Dono Review: A Thinly-Veiled Update of Hum Aapke Hain Koun..!

Rahul Desai

The Plot

A failed start-up bro reaches the destination wedding of the woman who cheated on him years ago. It’s in Thailand; he becomes a rampant sex tourist. When he’s not wasted, he hooks up with the groom’s best friend’s ex.

Their Story Is Called Dono

A guest dies, a hotel is burnt, a sex tape goes viral, but the two become sordid soulmates. She convinces him to join her rehabilitation center, and they live crappily ever after. 

Just kidding. Dono is Not That Film

But it is – at least spiritually – a Rajshri Productions version of that film. The directorial debut of Avnish S. Barjatya (son of Sooraj Barjatya) is as ‘modern’ as a Barjatya title can be.

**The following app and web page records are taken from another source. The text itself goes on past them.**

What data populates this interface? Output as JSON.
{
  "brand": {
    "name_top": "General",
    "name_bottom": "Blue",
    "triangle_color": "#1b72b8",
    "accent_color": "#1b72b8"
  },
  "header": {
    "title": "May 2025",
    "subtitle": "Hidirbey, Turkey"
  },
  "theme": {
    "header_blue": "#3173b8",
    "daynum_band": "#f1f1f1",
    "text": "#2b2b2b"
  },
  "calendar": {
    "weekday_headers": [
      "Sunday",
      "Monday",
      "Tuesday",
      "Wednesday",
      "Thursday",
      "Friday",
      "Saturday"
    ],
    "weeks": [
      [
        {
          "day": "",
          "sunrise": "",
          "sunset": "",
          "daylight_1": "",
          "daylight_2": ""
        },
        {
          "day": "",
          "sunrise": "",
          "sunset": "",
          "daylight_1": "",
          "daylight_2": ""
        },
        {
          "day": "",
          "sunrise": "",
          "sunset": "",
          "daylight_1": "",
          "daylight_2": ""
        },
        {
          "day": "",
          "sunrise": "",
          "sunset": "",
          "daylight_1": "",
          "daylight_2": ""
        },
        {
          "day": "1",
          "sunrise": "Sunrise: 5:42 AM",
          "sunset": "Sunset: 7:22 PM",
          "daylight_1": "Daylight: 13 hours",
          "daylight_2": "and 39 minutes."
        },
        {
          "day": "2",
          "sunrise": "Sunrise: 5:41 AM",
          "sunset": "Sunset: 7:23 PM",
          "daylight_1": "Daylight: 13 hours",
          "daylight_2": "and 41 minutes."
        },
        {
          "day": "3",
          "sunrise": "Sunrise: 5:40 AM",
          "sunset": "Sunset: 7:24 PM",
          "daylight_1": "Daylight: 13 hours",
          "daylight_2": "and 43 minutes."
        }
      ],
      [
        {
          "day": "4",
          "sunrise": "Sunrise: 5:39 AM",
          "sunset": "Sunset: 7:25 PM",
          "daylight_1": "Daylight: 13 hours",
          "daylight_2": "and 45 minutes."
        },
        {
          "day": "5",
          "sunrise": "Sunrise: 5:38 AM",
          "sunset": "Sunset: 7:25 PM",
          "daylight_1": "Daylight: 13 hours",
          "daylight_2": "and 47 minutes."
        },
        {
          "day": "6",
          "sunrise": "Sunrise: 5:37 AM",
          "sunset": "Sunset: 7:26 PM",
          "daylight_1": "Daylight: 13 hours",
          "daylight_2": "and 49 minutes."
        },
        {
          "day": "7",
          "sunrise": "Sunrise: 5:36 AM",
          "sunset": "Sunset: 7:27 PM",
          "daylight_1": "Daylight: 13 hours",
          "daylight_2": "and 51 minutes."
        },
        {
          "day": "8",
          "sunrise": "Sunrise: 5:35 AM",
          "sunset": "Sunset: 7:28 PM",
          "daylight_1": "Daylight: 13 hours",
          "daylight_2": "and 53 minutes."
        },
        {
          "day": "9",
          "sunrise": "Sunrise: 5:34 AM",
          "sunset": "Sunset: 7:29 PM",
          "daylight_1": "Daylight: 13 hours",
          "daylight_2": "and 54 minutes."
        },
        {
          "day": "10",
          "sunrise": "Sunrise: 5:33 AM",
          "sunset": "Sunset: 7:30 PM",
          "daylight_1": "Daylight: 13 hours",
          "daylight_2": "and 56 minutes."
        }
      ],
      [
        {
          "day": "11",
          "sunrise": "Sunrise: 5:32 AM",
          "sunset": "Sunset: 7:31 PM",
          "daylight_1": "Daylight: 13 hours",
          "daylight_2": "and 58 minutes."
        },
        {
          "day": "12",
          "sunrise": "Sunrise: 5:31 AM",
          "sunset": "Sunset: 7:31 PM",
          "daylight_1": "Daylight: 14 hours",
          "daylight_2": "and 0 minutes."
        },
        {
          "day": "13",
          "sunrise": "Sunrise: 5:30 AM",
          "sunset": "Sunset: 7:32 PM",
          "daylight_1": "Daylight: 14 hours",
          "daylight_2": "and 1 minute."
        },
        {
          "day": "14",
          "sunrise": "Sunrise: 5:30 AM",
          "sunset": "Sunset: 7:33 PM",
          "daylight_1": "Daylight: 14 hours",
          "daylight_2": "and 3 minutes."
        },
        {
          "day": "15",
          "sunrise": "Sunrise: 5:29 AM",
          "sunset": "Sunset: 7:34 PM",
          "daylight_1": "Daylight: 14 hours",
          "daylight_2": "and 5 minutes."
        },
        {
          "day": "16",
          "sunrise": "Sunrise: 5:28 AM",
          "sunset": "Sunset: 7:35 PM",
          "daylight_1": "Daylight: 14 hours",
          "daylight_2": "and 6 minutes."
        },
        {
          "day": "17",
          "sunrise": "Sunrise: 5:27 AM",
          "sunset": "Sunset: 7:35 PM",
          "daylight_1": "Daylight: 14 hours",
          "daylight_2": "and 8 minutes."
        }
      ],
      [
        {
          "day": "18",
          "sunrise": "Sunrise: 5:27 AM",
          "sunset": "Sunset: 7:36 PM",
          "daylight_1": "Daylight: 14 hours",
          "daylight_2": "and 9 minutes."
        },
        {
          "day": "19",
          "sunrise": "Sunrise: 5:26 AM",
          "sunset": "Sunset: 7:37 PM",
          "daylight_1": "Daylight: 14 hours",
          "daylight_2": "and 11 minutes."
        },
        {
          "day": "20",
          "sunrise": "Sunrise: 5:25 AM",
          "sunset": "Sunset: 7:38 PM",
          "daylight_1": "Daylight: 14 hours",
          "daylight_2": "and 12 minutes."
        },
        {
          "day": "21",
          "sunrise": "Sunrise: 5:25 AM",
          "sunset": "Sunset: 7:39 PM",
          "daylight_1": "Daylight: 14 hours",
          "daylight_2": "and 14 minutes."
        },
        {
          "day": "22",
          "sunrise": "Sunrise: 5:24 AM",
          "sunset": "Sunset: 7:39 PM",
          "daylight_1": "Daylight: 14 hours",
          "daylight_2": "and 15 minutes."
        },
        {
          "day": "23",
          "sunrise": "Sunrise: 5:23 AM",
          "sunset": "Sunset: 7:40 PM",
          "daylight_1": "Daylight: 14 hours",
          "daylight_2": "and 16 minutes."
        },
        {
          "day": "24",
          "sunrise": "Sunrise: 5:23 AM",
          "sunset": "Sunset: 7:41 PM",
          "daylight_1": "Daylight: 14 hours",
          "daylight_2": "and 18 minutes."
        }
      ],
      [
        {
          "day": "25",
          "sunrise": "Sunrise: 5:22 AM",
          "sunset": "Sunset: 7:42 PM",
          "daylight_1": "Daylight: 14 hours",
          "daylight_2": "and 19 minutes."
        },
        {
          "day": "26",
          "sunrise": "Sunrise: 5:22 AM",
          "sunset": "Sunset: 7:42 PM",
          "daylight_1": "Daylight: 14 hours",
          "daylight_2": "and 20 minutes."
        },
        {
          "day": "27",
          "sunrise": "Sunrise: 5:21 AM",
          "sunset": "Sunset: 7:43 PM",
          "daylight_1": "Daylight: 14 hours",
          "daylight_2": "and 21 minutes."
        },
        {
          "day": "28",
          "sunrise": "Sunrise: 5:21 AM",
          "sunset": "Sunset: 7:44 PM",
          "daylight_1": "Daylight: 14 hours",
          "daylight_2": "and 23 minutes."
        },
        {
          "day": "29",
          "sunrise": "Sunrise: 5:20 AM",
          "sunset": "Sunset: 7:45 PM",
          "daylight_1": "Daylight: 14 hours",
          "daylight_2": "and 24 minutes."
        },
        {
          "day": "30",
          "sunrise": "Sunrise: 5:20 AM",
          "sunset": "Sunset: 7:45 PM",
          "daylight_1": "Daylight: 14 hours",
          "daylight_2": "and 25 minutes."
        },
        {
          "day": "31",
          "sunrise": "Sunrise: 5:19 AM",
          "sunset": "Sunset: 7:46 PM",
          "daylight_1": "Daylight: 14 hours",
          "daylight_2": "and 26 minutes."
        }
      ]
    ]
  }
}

When Intent Splits From Content

It uses the old-school Barjatya setup – a big fat (arranged) wedding, traditional families, respectful kids, songs and songs, silly cricket matches, endless ceremonies and lehengas – to deliver new-gen statements.

Old Ideas, New Packaging

Even with context, however, Dono lacks the narrative maturity to be an adult. Heritage intact, the movie believes it’s progressive and grown-up. But its conflicts are derived from stories, not life.